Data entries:

○ ○ ○ ○ ○

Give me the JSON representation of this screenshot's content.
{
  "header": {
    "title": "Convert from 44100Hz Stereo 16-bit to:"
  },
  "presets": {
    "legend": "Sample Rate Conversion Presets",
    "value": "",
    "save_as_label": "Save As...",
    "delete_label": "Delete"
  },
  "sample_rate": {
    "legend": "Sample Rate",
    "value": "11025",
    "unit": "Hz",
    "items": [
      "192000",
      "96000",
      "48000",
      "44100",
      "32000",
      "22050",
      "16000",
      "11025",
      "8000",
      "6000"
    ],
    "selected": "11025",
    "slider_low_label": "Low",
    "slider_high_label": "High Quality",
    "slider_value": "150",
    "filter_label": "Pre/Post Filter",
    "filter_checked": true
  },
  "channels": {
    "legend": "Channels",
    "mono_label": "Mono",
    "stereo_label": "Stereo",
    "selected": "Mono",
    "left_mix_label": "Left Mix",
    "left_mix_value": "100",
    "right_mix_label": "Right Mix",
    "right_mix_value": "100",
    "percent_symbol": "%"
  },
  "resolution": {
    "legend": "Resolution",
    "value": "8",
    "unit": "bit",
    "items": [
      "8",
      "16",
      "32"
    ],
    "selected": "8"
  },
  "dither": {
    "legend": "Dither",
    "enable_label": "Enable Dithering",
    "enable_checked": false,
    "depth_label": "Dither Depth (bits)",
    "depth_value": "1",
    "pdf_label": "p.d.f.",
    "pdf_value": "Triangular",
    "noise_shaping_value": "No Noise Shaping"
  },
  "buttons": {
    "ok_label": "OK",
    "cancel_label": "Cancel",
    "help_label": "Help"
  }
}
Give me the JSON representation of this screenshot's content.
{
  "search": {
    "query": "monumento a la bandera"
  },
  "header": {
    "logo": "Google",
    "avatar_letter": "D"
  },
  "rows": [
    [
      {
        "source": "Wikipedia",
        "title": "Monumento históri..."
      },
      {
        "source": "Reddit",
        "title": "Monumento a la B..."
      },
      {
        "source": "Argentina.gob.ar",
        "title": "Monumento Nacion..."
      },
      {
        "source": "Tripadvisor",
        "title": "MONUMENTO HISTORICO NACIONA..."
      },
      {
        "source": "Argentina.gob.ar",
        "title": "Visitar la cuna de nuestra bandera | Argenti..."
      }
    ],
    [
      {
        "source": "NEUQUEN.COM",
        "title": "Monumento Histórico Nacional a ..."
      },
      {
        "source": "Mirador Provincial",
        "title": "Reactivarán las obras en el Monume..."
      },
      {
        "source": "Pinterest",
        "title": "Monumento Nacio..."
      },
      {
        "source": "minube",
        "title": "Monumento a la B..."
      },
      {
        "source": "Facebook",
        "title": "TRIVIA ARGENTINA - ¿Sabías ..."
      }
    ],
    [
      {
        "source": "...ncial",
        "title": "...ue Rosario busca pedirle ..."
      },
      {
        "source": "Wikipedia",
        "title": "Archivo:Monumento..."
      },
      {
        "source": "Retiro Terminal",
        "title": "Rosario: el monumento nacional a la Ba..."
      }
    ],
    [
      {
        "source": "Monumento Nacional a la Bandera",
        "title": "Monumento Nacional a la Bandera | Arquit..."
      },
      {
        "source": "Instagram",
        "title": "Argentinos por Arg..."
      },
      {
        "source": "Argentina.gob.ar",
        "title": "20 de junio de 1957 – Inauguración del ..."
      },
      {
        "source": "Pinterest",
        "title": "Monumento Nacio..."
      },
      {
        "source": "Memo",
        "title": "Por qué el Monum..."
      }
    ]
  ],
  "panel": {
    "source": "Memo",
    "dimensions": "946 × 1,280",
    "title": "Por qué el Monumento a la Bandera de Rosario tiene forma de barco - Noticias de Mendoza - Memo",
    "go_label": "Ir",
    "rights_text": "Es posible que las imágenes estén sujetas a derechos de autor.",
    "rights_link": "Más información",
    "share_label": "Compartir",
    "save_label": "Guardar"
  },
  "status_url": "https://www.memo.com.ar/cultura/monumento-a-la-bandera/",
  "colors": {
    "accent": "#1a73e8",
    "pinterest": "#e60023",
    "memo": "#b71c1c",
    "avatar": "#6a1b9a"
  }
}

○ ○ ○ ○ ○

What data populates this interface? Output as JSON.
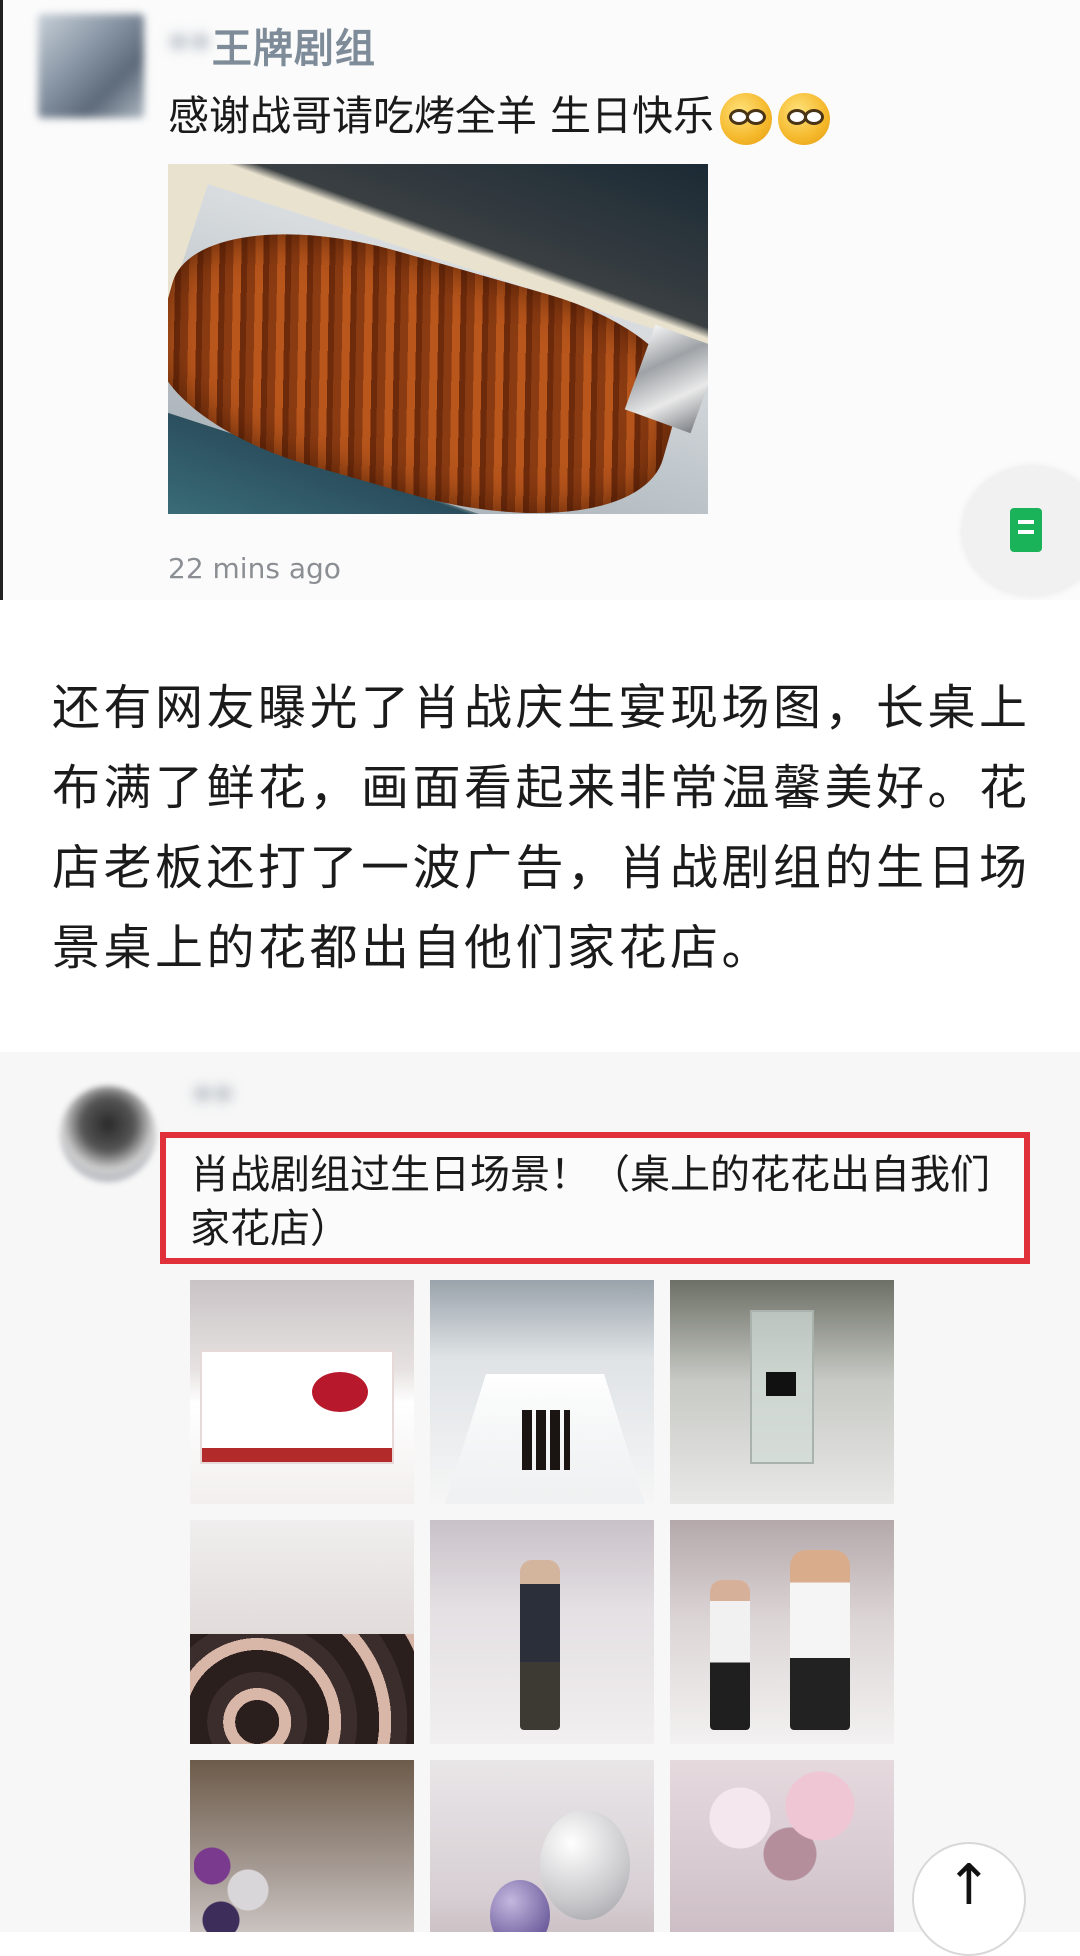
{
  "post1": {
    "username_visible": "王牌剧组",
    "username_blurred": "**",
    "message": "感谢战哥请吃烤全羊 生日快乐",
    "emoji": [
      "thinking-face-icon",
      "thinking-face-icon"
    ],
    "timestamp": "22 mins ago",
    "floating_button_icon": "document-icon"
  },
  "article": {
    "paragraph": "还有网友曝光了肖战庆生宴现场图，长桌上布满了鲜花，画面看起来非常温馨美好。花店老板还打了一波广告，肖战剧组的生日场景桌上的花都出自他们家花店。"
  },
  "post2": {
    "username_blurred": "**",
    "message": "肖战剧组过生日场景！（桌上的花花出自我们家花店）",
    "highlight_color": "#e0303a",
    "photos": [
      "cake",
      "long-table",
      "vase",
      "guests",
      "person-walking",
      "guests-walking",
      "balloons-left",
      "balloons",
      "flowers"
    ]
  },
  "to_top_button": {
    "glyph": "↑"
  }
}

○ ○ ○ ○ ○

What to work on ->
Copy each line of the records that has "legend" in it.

Expected answer ->
    "legend": "Sample Rate Conversion Presets",
    "legend": "Sample Rate",
    "legend": "Channels",
    "legend": "Resolution",
    "legend": "Dither",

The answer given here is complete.